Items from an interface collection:
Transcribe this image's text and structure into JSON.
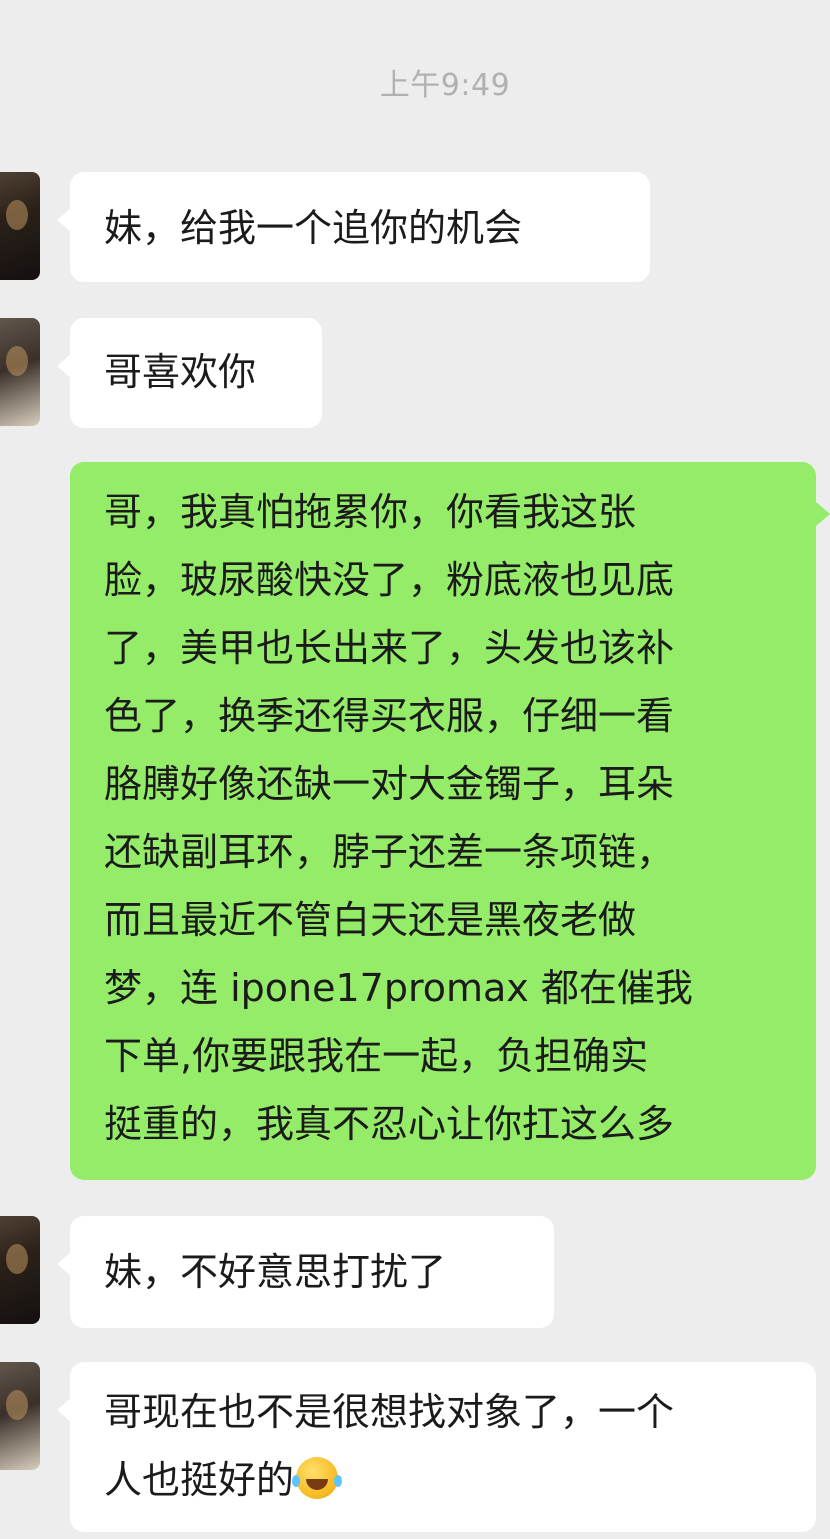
{
  "chat": {
    "timestamp": "上午9:49",
    "messages": [
      {
        "sender": "other",
        "lines": [
          "妹，给我一个追你的机会"
        ]
      },
      {
        "sender": "other",
        "lines": [
          "哥喜欢你"
        ]
      },
      {
        "sender": "self",
        "lines": [
          "哥，我真怕拖累你，你看我这张",
          "脸，玻尿酸快没了，粉底液也见底",
          "了，美甲也长出来了，头发也该补",
          "色了，换季还得买衣服，仔细一看",
          "胳膊好像还缺一对大金镯子，耳朵",
          "还缺副耳环，脖子还差一条项链，",
          "而且最近不管白天还是黑夜老做",
          "梦，连 ipone17promax 都在催我",
          "下单,你要跟我在一起，负担确实",
          "挺重的，我真不忍心让你扛这么多"
        ]
      },
      {
        "sender": "other",
        "lines": [
          "妹，不好意思打扰了"
        ]
      },
      {
        "sender": "other",
        "lines": [
          "哥现在也不是很想找对象了，一个",
          "人也挺好的"
        ],
        "emoji": "laughing-tears-emoji"
      }
    ]
  }
}
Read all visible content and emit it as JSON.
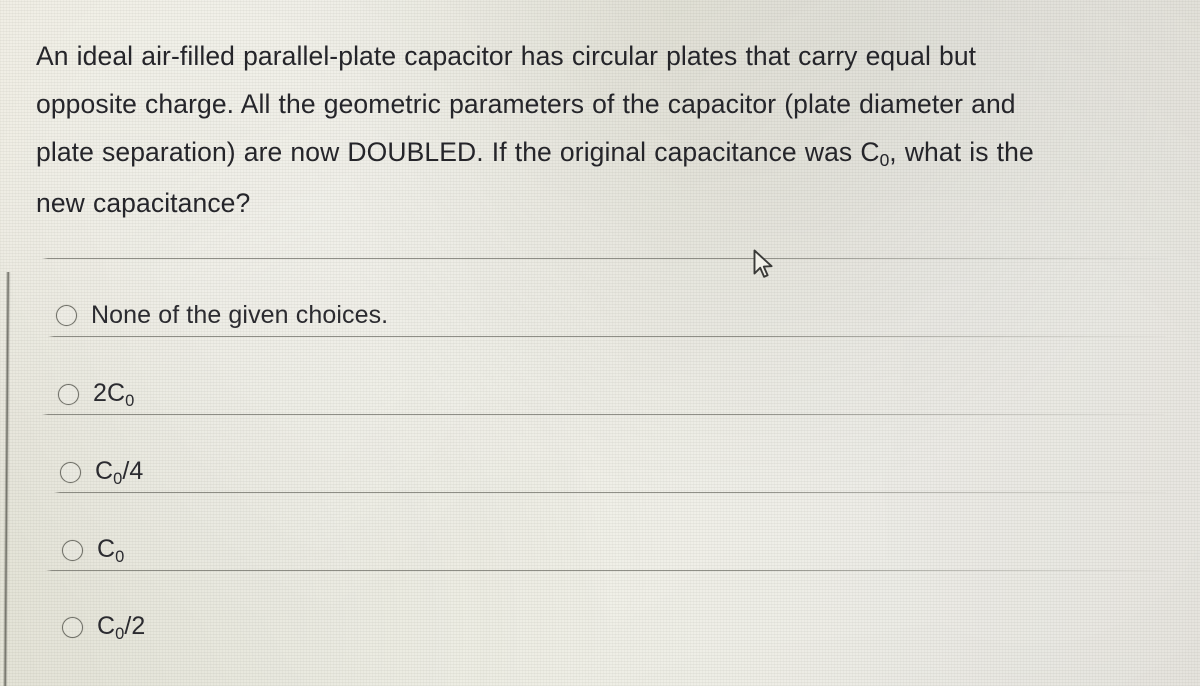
{
  "question": {
    "lines": [
      "An ideal air-filled parallel-plate capacitor has circular plates that carry equal but",
      "opposite charge. All the geometric parameters of the capacitor (plate diameter and",
      "plate separation) are now DOUBLED. If the original capacitance was C₀, what is the",
      "new capacitance?"
    ],
    "line1": "An ideal air-filled parallel-plate capacitor has circular plates that carry equal but",
    "line2": "opposite charge. All the geometric parameters of the capacitor (plate diameter and",
    "line3_a": "plate separation) are now DOUBLED. If the original capacitance was C",
    "line3_sub": "0",
    "line3_b": ", what is the",
    "line4": "new capacitance?"
  },
  "choices": [
    {
      "id": "choice-none",
      "label": "None of the given choices.",
      "base": "None of the given choices.",
      "sub": "",
      "suffix": "",
      "selected": false
    },
    {
      "id": "choice-2c0",
      "label": "2C₀",
      "base": "2C",
      "sub": "0",
      "suffix": "",
      "selected": false
    },
    {
      "id": "choice-c0-div4",
      "label": "C₀/4",
      "base": "C",
      "sub": "0",
      "suffix": "/4",
      "selected": false
    },
    {
      "id": "choice-c0",
      "label": "C₀",
      "base": "C",
      "sub": "0",
      "suffix": "",
      "selected": false
    },
    {
      "id": "choice-c0-div2",
      "label": "C₀/2",
      "base": "C",
      "sub": "0",
      "suffix": "/2",
      "selected": false
    }
  ],
  "cursor": {
    "icon": "mouse-pointer-arrow"
  },
  "colors": {
    "page_background": "#eae9e0",
    "text": "#25252a",
    "divider": "#6a6a62",
    "radio_outline": "#6e6e66"
  }
}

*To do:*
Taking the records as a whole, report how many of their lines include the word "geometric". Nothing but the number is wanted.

*Reply:*
2